◆ What is expected ◆
Identify each line below that contains the word "SparkConf", and copy it out.

=== Extracted material ===

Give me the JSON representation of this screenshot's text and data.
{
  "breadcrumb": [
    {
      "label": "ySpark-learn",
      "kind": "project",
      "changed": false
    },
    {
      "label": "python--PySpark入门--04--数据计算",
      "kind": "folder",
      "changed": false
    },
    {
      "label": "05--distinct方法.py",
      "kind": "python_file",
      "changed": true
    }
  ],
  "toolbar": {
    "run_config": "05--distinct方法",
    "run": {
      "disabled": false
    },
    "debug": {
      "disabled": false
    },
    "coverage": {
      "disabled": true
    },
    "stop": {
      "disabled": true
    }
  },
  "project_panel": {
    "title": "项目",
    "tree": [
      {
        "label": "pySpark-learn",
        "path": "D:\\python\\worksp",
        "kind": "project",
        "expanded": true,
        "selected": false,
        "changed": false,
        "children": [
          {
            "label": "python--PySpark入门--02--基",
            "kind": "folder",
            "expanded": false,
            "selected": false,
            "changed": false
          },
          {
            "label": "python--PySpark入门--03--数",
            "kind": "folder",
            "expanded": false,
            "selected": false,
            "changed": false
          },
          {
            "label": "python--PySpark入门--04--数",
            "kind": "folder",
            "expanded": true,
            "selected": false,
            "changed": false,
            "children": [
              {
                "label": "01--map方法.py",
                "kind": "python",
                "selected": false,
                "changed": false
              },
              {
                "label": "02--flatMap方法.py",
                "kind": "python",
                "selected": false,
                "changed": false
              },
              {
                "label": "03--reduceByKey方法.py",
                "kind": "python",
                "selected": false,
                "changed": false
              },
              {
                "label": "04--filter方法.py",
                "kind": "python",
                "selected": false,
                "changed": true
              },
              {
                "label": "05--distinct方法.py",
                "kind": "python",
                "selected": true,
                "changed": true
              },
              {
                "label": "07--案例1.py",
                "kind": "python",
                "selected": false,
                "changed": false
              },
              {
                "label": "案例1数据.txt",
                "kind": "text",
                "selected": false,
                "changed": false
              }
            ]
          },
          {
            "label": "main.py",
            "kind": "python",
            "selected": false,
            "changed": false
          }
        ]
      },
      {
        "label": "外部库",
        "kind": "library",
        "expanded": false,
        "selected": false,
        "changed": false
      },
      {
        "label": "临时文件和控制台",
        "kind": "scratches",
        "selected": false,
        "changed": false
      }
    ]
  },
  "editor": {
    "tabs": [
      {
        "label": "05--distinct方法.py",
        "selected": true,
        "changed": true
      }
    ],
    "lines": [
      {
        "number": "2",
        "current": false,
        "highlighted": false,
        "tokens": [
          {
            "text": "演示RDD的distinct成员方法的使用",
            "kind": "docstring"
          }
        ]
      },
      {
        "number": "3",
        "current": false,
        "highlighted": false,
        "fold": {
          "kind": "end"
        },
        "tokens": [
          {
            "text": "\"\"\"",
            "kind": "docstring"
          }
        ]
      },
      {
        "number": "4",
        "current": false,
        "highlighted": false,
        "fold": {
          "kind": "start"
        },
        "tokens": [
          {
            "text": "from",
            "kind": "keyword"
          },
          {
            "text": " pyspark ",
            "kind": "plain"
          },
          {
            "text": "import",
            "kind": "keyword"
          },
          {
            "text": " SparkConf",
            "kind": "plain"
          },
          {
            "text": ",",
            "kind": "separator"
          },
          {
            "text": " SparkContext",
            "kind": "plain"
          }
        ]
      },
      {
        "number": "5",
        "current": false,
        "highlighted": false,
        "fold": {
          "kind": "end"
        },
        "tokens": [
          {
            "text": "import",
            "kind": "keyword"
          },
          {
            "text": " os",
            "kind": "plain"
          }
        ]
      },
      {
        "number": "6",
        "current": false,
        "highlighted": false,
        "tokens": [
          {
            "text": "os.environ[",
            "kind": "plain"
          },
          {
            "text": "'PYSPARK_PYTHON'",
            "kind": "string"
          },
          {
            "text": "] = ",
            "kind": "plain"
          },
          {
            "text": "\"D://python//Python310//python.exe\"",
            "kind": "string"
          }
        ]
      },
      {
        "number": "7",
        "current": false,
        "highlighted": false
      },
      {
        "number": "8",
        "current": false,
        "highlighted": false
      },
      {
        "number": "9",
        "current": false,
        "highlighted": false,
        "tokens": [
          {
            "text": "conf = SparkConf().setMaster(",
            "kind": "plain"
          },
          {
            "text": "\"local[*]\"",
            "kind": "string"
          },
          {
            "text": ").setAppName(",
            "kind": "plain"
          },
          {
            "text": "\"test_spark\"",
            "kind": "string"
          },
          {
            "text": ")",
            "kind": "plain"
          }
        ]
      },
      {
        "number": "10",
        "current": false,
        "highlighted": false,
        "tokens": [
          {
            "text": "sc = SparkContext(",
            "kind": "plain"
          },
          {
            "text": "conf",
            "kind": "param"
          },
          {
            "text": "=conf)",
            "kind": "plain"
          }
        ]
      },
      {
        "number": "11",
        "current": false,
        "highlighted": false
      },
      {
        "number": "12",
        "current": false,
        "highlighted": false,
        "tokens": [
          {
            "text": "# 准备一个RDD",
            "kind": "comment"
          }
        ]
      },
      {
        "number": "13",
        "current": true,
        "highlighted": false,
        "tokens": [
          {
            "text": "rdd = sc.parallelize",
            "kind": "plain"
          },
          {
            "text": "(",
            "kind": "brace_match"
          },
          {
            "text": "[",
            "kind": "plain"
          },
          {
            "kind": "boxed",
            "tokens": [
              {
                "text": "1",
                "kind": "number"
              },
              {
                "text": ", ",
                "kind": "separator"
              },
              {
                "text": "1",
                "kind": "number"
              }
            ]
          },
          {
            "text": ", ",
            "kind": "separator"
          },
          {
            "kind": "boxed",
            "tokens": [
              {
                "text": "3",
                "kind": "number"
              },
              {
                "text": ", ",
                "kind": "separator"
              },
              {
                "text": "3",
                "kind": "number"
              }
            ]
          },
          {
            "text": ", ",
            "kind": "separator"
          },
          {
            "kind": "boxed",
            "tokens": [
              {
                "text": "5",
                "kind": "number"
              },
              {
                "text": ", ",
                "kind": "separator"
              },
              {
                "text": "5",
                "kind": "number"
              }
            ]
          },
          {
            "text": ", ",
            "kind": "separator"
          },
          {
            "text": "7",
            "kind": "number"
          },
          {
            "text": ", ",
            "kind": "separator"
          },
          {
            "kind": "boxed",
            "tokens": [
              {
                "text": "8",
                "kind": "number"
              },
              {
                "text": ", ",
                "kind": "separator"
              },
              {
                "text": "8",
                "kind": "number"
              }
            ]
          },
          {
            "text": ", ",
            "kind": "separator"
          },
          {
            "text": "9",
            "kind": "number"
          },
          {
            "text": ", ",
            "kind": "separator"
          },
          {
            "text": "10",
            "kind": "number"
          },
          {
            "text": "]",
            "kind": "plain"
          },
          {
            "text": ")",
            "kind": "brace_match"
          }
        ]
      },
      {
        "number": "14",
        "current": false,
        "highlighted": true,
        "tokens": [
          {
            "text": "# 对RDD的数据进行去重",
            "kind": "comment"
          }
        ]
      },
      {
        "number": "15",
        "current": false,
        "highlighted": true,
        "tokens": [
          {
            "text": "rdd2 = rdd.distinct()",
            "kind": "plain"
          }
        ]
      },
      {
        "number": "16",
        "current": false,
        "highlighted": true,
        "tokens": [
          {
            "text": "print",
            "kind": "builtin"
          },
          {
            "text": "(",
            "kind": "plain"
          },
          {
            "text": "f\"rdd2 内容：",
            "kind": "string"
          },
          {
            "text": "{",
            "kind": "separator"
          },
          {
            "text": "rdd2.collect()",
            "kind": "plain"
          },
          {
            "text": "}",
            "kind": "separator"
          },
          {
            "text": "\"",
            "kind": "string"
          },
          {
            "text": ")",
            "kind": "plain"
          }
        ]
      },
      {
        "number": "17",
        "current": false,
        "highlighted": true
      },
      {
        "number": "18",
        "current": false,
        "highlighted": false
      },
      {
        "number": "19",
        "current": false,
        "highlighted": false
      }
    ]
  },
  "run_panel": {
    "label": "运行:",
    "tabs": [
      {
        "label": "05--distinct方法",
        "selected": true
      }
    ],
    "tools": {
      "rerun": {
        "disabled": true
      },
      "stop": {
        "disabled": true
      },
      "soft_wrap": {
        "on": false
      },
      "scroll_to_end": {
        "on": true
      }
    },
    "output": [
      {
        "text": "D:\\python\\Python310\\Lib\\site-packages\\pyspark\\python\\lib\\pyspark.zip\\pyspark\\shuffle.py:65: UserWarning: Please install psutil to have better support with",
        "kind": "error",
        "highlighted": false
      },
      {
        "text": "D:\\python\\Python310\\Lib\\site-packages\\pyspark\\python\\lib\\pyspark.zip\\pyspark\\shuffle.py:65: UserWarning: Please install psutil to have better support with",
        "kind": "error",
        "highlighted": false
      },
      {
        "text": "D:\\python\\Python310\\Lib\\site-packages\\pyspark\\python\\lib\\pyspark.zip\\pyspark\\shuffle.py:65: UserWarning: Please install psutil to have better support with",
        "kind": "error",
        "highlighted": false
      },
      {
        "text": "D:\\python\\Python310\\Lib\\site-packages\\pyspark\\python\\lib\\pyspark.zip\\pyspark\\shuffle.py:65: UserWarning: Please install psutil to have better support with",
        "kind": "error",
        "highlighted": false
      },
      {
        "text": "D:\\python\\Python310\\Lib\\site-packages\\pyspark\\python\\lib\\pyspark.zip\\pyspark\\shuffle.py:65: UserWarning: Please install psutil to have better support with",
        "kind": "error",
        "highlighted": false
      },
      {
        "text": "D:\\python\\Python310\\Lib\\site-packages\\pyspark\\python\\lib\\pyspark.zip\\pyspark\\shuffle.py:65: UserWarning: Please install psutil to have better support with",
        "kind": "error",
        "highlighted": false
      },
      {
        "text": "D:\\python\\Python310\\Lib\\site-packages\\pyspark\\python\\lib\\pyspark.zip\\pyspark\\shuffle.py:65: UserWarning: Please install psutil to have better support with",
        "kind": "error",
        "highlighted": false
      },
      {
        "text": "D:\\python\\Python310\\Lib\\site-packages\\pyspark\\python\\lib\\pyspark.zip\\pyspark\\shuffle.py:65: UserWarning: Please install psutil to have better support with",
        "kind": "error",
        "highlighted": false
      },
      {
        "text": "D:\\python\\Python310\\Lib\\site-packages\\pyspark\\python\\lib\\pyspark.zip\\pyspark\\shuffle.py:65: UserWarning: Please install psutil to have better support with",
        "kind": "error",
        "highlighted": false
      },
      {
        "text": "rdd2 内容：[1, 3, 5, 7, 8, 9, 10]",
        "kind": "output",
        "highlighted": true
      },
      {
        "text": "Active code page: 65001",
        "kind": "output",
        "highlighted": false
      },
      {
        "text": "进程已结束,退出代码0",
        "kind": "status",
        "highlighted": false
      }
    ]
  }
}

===

◆ Reply to the exercise ◆
            "text": " SparkConf",
            "text": "conf = SparkConf().setMaster(",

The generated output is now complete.